◆ **Extracted data**
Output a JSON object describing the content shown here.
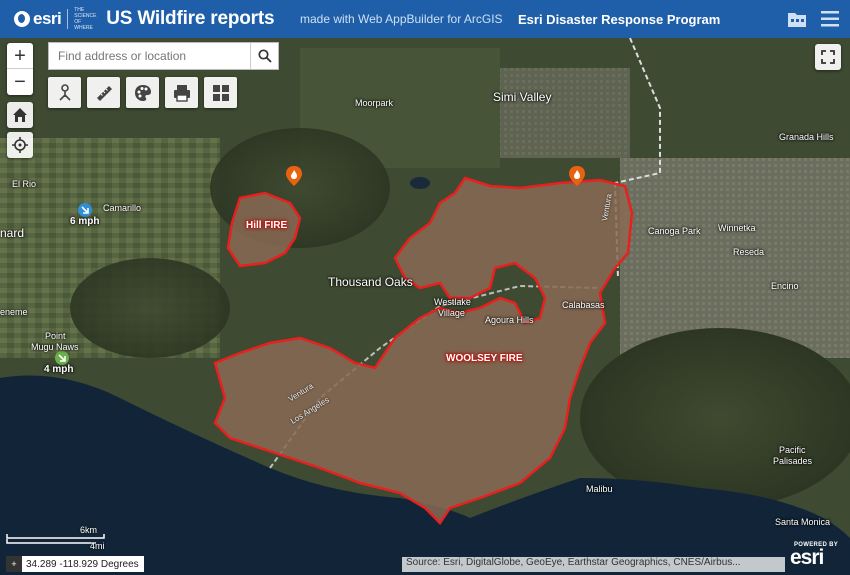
{
  "header": {
    "logo_text": "esri",
    "logo_tagline": "THE SCIENCE OF WHERE",
    "title": "US Wildfire reports",
    "subtitle": "made with Web AppBuilder for ArcGIS",
    "program": "Esri Disaster Response Program"
  },
  "search": {
    "placeholder": "Find address or location"
  },
  "toolbar": {
    "items": [
      "directions-icon",
      "measure-icon",
      "basemap-gallery-icon",
      "print-icon",
      "layer-list-icon"
    ]
  },
  "map": {
    "places": {
      "moorpark": "Moorpark",
      "simi_valley": "Simi Valley",
      "granada_hills": "Granada Hills",
      "el_rio": "El Rio",
      "camarillo": "Camarillo",
      "oxnard": "nard",
      "ventura_fwy": "Ventura",
      "winnetka": "Winnetka",
      "canoga_park": "Canoga Park",
      "reseda": "Reseda",
      "thousand_oaks": "Thousand Oaks",
      "westlake": "Westlake",
      "westlake2": "Village",
      "calabasas": "Calabasas",
      "encino": "Encino",
      "agoura_hills": "Agoura Hills",
      "hueneme": "eneme",
      "point_mugu": "Point",
      "point_mugu2": "Mugu Naws",
      "pacific": "Pacific",
      "palisades": "Palisades",
      "malibu": "Malibu",
      "santa_monica": "Santa Monica"
    },
    "roads": {
      "ventura": "Ventura",
      "los_angeles": "Los Angeles"
    },
    "fires": {
      "hill": "Hill FIRE",
      "woolsey": "WOOLSEY FIRE"
    },
    "wind": [
      {
        "speed": "6 mph",
        "color": "#2f8fd8"
      },
      {
        "speed": "4 mph",
        "color": "#6ab04c"
      }
    ],
    "fire_color": "#e8201e",
    "burn_fill": "#8a6a55"
  },
  "scale": {
    "km": "6km",
    "mi": "4mi"
  },
  "coordinates": "34.289 -118.929 Degrees",
  "attribution": "Source: Esri, DigitalGlobe, GeoEye, Earthstar Geographics, CNES/Airbus...",
  "powered": {
    "by": "POWERED BY",
    "brand": "esri"
  }
}
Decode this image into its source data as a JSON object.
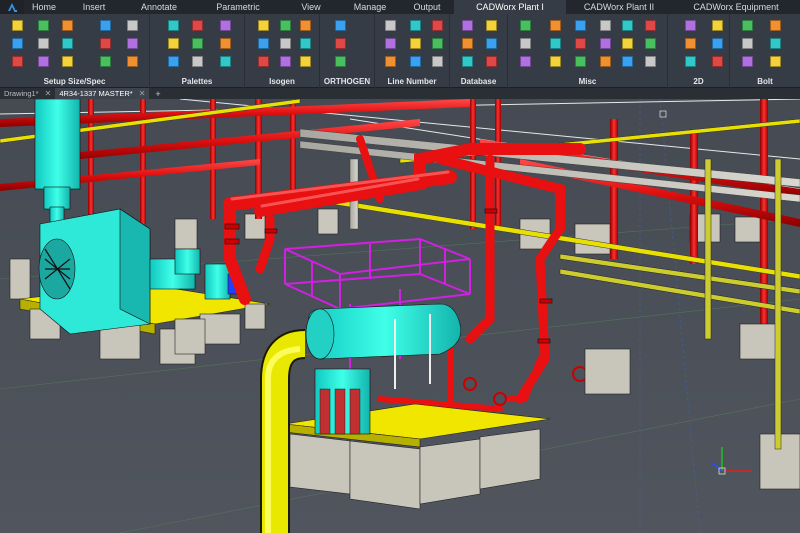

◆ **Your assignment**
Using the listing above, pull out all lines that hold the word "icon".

◆ **Answer space**
      "directions-icon",
      "measure-icon",
      "basemap-gallery-icon",
      "print-icon",
      "layer-list-icon"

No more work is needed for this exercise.